CASE LAW - Varga v Kondola
- Case Law |
- Collisions |
Nicola Varga was late for an Epicure party and was using her iPhone's GPS app to navigate westbound on the Lougheed Highway from the Golden Ears Bridge in Pitt Meadows. She needed to make a left turn at the Park Road intersection so she began to make her way from the acceleration lane across three lanes of traffic to the left turn lane for the intersection. As she crossed from the center through lane to the left through lane she was hit from behind by a delivery truck driven by Bryan Kondola.
That collision caused the Varga vehicle to cross over the median and strike an oncoming vehicle driven by James Swanson in the curb lane on the other side of the highway.
Mr. Kondola had followed Ms. Varga onto the Lougheed Highway and took up a position in the middle lane two vehicles behind her. He watched the two vehicles jockey for position and formed the opinion that Varga did not know where she was going and was a hazard due to her sudden lane changes. He did not slow or change lane position until Ms. Varga lane changed immediately in front of him and braked. At that point all he could do was brake, but he was not able to avoid the collision.
The Honourable Madam Justice Griffin discussed the Motor Vehicle Act provisions regarding driving without due care and lane changing in the context of the evidence. She found Ms. Varga 75% at fault for making the unsafe lane change and Mr. Kondola 25% at fault for failing to exercise caution in the face of Ms. Varga's erratic driving.
Makes sense to me.
There's no excuse for bad lane-changing, and that includes following GPS directions - if you miss your turn, the unit will typically start re-calculating and figure out the best way to get you back on track toward your destination.

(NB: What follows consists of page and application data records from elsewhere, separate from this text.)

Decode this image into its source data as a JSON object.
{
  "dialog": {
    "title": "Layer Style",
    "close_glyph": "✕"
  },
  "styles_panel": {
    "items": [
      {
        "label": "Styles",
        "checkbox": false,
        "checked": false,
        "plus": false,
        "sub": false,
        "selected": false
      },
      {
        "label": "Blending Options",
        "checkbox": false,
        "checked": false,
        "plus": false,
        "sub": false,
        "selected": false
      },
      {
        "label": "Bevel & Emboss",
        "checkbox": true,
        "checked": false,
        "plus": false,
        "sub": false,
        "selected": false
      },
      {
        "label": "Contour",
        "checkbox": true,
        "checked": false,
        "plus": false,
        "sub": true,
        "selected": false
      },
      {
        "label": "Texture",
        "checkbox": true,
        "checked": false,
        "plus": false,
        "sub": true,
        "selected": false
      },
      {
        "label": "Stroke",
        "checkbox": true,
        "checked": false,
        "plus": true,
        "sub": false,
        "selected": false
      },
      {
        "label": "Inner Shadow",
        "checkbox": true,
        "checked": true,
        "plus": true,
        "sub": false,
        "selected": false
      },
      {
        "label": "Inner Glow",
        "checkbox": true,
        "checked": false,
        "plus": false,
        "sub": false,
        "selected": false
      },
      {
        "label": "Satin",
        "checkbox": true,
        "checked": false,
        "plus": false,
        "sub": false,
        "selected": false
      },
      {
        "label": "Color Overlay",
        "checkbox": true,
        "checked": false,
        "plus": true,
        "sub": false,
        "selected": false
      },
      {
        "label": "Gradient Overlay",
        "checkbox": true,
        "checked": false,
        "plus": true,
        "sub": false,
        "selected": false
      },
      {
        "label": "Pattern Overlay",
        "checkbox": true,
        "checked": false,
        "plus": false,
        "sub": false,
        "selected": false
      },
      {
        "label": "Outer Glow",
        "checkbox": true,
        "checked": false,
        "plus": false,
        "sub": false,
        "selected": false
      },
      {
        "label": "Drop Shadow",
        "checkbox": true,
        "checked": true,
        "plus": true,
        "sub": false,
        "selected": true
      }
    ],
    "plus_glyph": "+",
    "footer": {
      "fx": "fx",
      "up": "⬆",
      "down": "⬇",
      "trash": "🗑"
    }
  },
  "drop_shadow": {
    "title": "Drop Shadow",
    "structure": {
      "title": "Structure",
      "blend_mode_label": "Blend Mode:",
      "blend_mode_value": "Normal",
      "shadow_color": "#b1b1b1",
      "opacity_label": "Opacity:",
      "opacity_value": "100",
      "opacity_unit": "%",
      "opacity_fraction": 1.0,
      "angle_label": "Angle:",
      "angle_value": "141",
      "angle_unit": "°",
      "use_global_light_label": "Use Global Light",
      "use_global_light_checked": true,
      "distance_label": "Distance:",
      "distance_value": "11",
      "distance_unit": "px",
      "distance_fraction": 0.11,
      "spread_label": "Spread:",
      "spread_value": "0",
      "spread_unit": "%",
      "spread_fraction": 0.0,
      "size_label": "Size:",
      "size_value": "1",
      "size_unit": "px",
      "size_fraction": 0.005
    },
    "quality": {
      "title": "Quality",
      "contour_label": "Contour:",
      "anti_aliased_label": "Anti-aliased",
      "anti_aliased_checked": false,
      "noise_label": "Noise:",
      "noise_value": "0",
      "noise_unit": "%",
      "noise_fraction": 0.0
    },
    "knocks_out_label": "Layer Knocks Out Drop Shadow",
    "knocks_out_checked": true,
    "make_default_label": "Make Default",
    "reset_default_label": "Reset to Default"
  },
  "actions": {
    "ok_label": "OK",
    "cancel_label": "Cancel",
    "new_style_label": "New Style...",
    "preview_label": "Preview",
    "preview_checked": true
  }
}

I have a Garmin (still useful in the hinterlands, or situations where internet is weak or expensive) and Google Maps in my Android phone (which just gets smarter all the time, remarkably) and both devices provide all the warning possible to position for your next maneuver.
GPS must be included in standard driving instructions
Too often I am seeing drivers that are acting distracted and driving erratic only because they are unfamiliar with the area and are looking at their GPS more than at where they are going.
I think all drivers should be instructed to study their route and must be tested on map reading and self-orientation as part of their Driver's License exam. The following things need to be explained to all new drivers:
- Know your route (with or with-out GPS)
- Its OK to miss a turn
- Road over screen
Old school turn counting works best for me - whenever I travel to an unknown area I always count the total number of intersection turns I have to make - even if I miss a count while driving - the awareness of how many lefts and rights I've made and still need to make tells me where I am on my route. Whenever I plan a route I always keep in-mind a "miss a turn" contingency - or rather I study my turns and make note of turns that are easily missed (i.e. can turn next block) or turns that I must prepare for in-advance (i.e. highway entrances or highway direction changes). Staring at the GPS presents a bigger distraction than reading texts - trying to read street names on a cluttered screen feels way worse than reading a text message - I just don't do it - I listen to voice instructions.
Choice of a GPS matters too. I've had a pleasure & displeasure of driving rented vehicles with built in GPS - some systems made me miss every single turn or turn early. Some systems like Google Maps on iPhone have improved dramatically. Best systems always display the lane configuration of the intersection that you need to turn at in-advance. I find these snippets of "what the intersection will look like" to be most informative, especially when its 5 lanes going one way and another 4 going the other way - its imperative to know what lane to aim for in-advance.
Voice directions could still use a little work on Google Maps, although they are constantly getting better, I am still sometimes confused with the useless instructions like "in 500 feet merge left onto Hwy 1" - when getting on-to the on-ramp; I mean it's not like I have a choice - except for driving into the ditch maybe.
One thing I've noticed the GPS to be severely lacking is HOV awareness. Some highways in the USA have some amazing HOV routes - dedicated by-passes that skip huge highway cloverleafs and give drivers a fast track that is sometimes completely different from the regular lanes. I find that most GPS systems are completely oblivious to these parallel HOV routes and you have to look out for the highway signs to resolve each such HOV detour - but it's worth it in heavy traffic and keeps you alert and aware - which is always nice. It would be nice if you could "declare as HOV" to your GPS unit - so that it guides you onto the HOV routes.
I also find that GPS can induce a light hypnosis on a long journey, where you as a driver feel like you are offloading a part of your duties onto the GPS and you feel like some part of the usual awareness can be turned off. This phenomenon is a false sense of security - we must consciously recognize it and give our heads a timely shake.